Per Corey Sznajder’s tracked data, McDavid is a one-man transition machine, consistently at the top of the league in terms of possession exits and entries. Once in the zone he’s an absolute terror - he has ranked in the top 2% of the league in shot assists, assists off the cycle, and high danger passes in each of the past three seasons. #97 is firmly in the driver’s seat when he’s on the ice; his immense talent has been overwhelming since he entered the league, forcing teams to hang on for dear life to handle his speed and creativity.
It’s not fair to blame Connor McDavid for his team’s lack of playoff success, because this isn’t the NBA we’re talking about. A top forward can only do so much without a strong supporting cast and a reliable goalie, and he’s been without one or both of those things for his entire career so far. Arguably no player of McDavid’s calibre since Mario Lemieux has been so deprived of quality teammates, and it’s led to him joining exclusive company in terms of the share of his team’s goals that he is personally responsible for. While his competitors have had talented groups methodically built around them, the Oilers have been assembled haphazardly and run by three different GMs and three coaches since he entered the league. Despite all this, McDavid’s transcendent talent has managed to break through over and over again, and that’s what makes him not only the greatest player in the league right now but the best of his generation.
The Case Against Connor McDavid
You might have noticed that all of the stats above were offensive. That’s because the high-flying offensive style that gives McDavid his point totals comes at a price. In the past three seasons, Connor McDavid has been the worst defensive player in the National Hockey League in terms of how he impacts his team’s prevention of scoring chances and goals. Here is how he ranks in every measure of scoring chances and goals against - raw numbers, relative to teammates, isolated from external factors, and expressed through Wins Above Replacement:
Without using considerable mental gymnastics, there isn’t really a way to handwave these alarming results. While you might see some in the Edmonton media lean on their own tracking of “mistakes” to let McDavid off the hook, I have yet to hear a plausible explanation for why he just happens to consistently be on the ice for so many more goals and scoring chances against than his teammates and indeed the rest of the players in the league.

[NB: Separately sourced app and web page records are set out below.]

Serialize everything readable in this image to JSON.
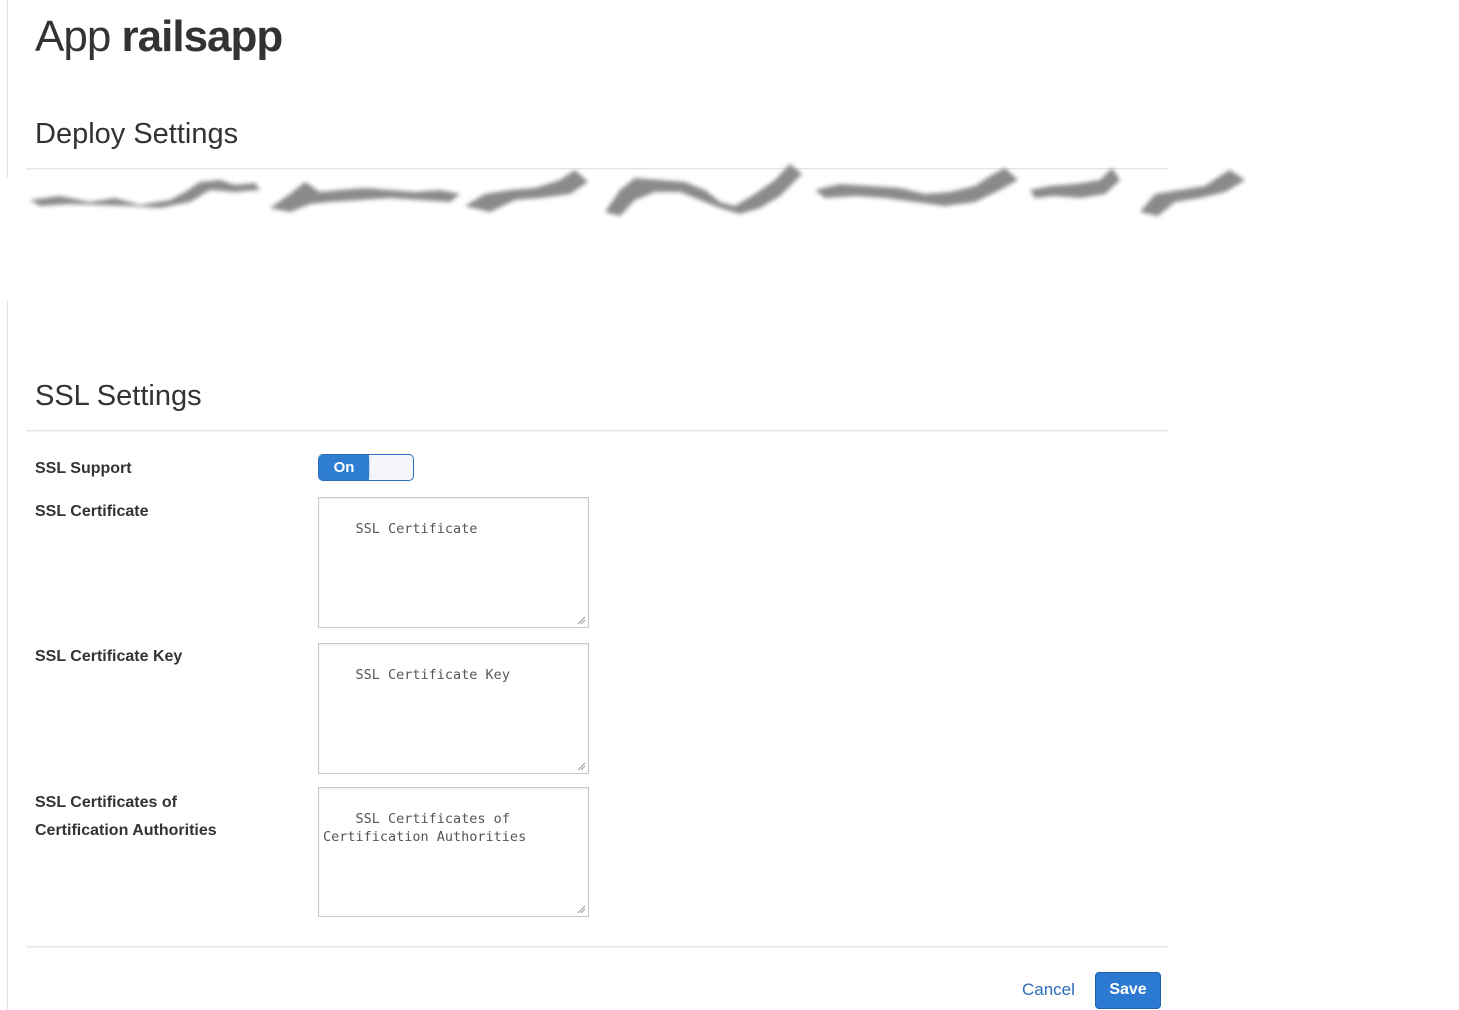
{
  "header": {
    "app_word": "App",
    "app_name": "railsapp"
  },
  "deploy_settings": {
    "heading": "Deploy Settings"
  },
  "ssl_settings": {
    "heading": "SSL Settings",
    "support": {
      "label": "SSL Support",
      "toggle_state": "On"
    },
    "certificate": {
      "label": "SSL Certificate",
      "placeholder": "SSL Certificate"
    },
    "certificate_key": {
      "label": "SSL Certificate Key",
      "placeholder": "SSL Certificate Key"
    },
    "ca_certificates": {
      "label": "SSL Certificates of Certification Authorities",
      "placeholder": "SSL Certificates of\nCertification Authorities"
    }
  },
  "footer": {
    "cancel_label": "Cancel",
    "save_label": "Save"
  },
  "colors": {
    "accent": "#2b79d0",
    "link": "#2b6cb8",
    "text": "#333333"
  }
}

As I explained in my contribution to Jack Han’s book Hockey Tactics 2020, McDavid’s defensive performance does not appreciably improve in situations where you might hope it would, including when the Oilers are up by a single goal (when #97 ranks last in relative xGA) and in the playoffs. This isn’t just a matter of effort, poor defence is fundamental to the way he plays.
You might say that his job isn’t to play defence, and you are correct. His job is to play hockey, a game where the object is to outscore your opponents. McDavid’s offensive talent allows him to do that, but pretending as though allowing your opponents to score a lot of goals is completely irrelevant - especially when we’re trying to figure out who the literal best player in the world is - doesn’t make sense. Is McDavid one of the best? Absolutely. But when competition is tight, as it is here, you shouldn’t discard a full half of the sport.